Physical incompatibility (e.g. precipitation, haziness, crystallisation, emulsions ‘cracking’). This is largely determined by the pH and formulation of the injections concerned.

Chemical incompatibility (e.g. degradation, inactivation, or a new compound formed). This is a chemical reaction between the drugs after mixing.

   Precipitation - an example of physical incompatibility 
Courtesy of Simon Wills
This neonatal TPN was formulated incorrectly and calcium has crystallized out in the far right  port 
Courtesy of Peter Rhodes

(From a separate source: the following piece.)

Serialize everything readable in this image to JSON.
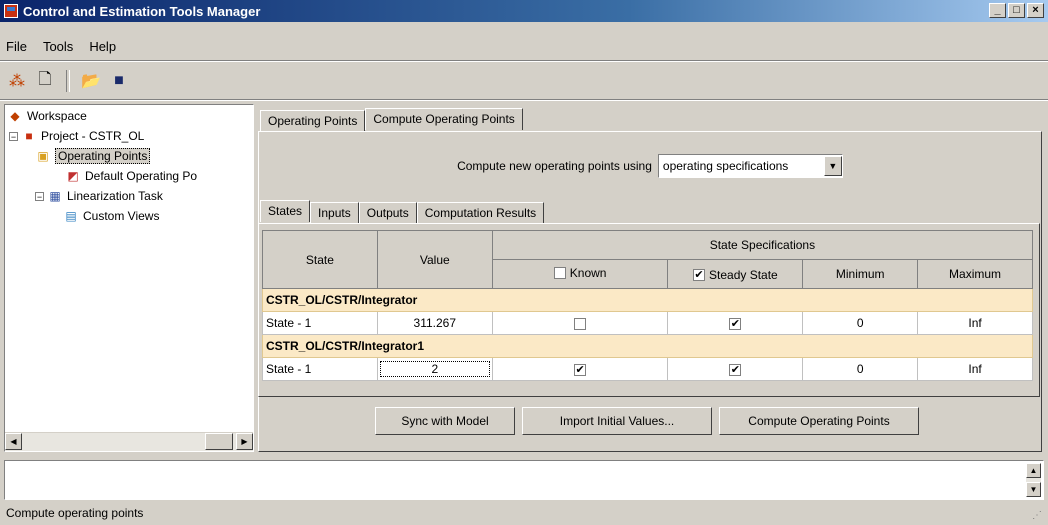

Note that many published studies of compatibility only examine physical incompatibility – i.e. there is a visual inspection of the mixture only, without chemical analysis. Chemical incompatibility must be determined by assay of the mixture (e.g. by HPLC). Physical incompatibility, particularly precipitation, is also the only incompatibility that might be easily detected at ward level. So, just because a mixture ‘looks okay’ does not necessarily mean that the drugs are compatible!